Utah State University
Since its inception, Utah State University's Bioregional Planning Program has conducted landscape-level planning studies across Utah, specifically addressing planning for the future. Rooted in Ian McHarg's seminal book, Design with Nature (1969), the Bioregional Planning Program investigates how biophysical systems influence settlement and culture, and, inversely, how settlement and culture shape biophysical systems.
Scott McComb, Emmet Pruss, Thomas Terry, and Conner White
The following project was carried out in conjunction with the Logan River Task Force, under the chairmanship of Dr. Frank Howe. The Logan River Task Force was formed to develop an overall approach for managing the Logan River that balances ecology with people's social values for the river including public safety and property protection. Although the work of the Task Force has focused primarily on the Logan river, the Bioregional Planning graduate students have provided the Task Force with contextual information about the watershed, by exploring alternative futures for the Blacksmith Fork and Little Bear watersheds. This work expands on a previous bioregional planning study of the Logan, Blacksmith Fork and Little Bear watersheds that was carried out by bioregional planning students, Aubrey Christensen and Lyndi Perry in 2014-15.
This report represents work that graduate students accomplished during two semesters (Fall 2015- Spring 2016) of the Master of Bioregional Planning (MsBRP) program at Utah State University. During the Fall semester, the MsBRP students collaborated with graduate students in the Landscape Architecture program to develop scenarios that addressed future growth in a portion of the study area, southern Cache Valley.

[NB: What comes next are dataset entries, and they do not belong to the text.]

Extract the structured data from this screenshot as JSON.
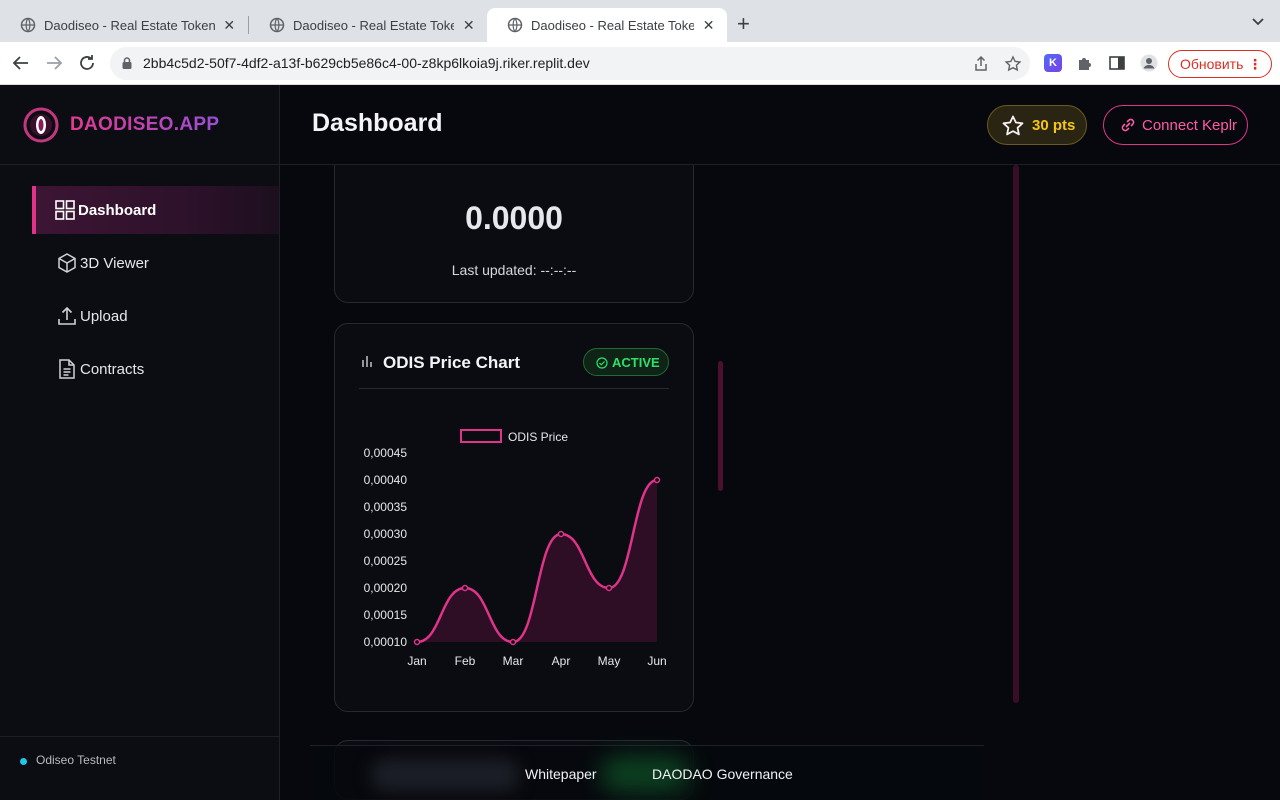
{
  "browser": {
    "tabs": [
      {
        "title": "Daodiseo - Real Estate Tokeniz",
        "active": false
      },
      {
        "title": "Daodiseo - Real Estate Tokeniz",
        "active": false
      },
      {
        "title": "Daodiseo - Real Estate Tokeniz",
        "active": true
      }
    ],
    "url": "2bb4c5d2-50f7-4df2-a13f-b629cb5e86c4-00-z8kp6lkoia9j.riker.replit.dev",
    "update_label": "Обновить",
    "extension_k_label": "K"
  },
  "app": {
    "brand": "DAODISEO.APP",
    "page_title": "Dashboard",
    "points_label": "30 pts",
    "connect_label": "Connect Keplr",
    "nav": [
      {
        "label": "Dashboard",
        "icon": "grid-icon",
        "active": true
      },
      {
        "label": "3D Viewer",
        "icon": "cube-icon",
        "active": false
      },
      {
        "label": "Upload",
        "icon": "upload-icon",
        "active": false
      },
      {
        "label": "Contracts",
        "icon": "document-icon",
        "active": false
      }
    ],
    "network_label": "Odiseo Testnet",
    "price_card": {
      "value": "0.0000",
      "last_updated": "Last updated: --:--:--"
    },
    "chart_card": {
      "title": "ODIS Price Chart",
      "status": "ACTIVE"
    },
    "footer_links": [
      "Whitepaper",
      "DAODAO Governance"
    ]
  },
  "colors": {
    "accent": "#e0338a",
    "status_green": "#2ee06a",
    "points_gold": "#f5c518"
  },
  "chart_data": {
    "type": "line",
    "categories": [
      "Jan",
      "Feb",
      "Mar",
      "Apr",
      "May",
      "Jun"
    ],
    "series": [
      {
        "name": "ODIS Price",
        "values": [
          0.0001,
          0.0002,
          0.0001,
          0.0003,
          0.0002,
          0.0004
        ],
        "color": "#e0338a"
      }
    ],
    "yticks": [
      "0,00010",
      "0,00015",
      "0,00020",
      "0,00025",
      "0,00030",
      "0,00035",
      "0,00040",
      "0,00045"
    ],
    "ylim": [
      0.0001,
      0.00045
    ],
    "legend": "top",
    "fill": true
  }
}
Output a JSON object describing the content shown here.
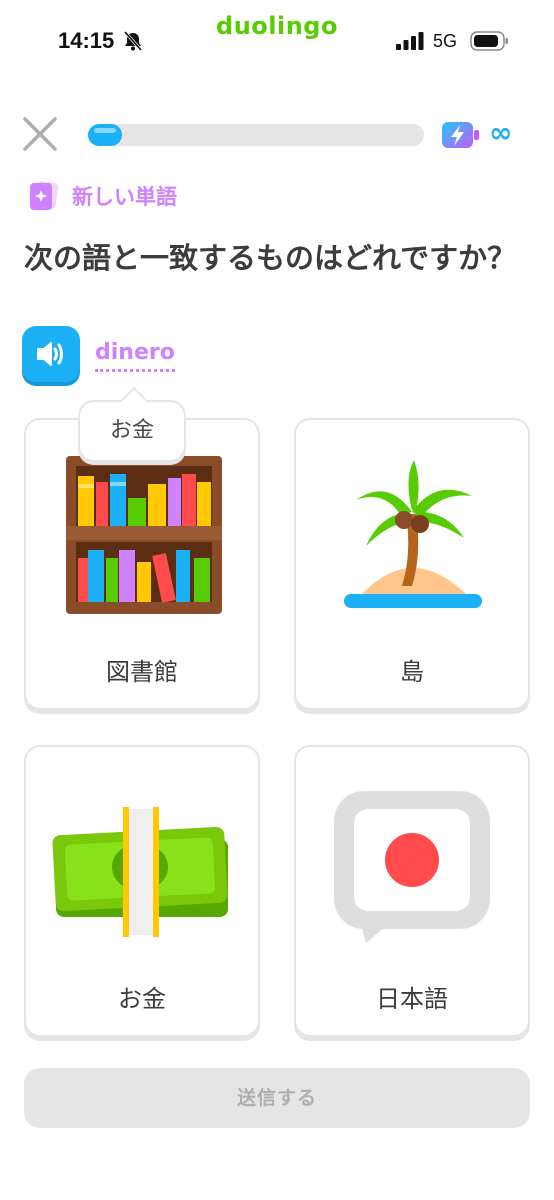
{
  "status_bar": {
    "time": "14:15",
    "app_name": "duolingo",
    "network": "5G",
    "icons": [
      "bell-slash-icon",
      "signal-bars-icon",
      "battery-icon"
    ]
  },
  "lesson": {
    "progress_fraction": 0.1,
    "energy_value": "∞",
    "new_word_label": "新しい単語",
    "question": "次の語と一致するものはどれですか？",
    "target_word": "dinero",
    "tooltip": "お金"
  },
  "choices": [
    {
      "label": "図書館",
      "icon": "bookshelf-icon"
    },
    {
      "label": "島",
      "icon": "island-icon"
    },
    {
      "label": "お金",
      "icon": "money-icon"
    },
    {
      "label": "日本語",
      "icon": "japan-flag-icon"
    }
  ],
  "submit_label": "送信する",
  "colors": {
    "brand_green": "#58cc02",
    "accent_blue": "#1cb0f6",
    "accent_purple": "#ce82ff",
    "disabled_gray": "#e5e5e5"
  }
}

Together they prepare and participate in a Geodesign workshop with community members, experts, faculty at USU. (For an overview of the workshop see the report: South Cache Valley Project- Planning with Geodesign, 2015.) The results of the workshop informed the landscape analysis, and ultimately the alternative futures that were developed for the Blacksmith Fork and Little Bear watersheds.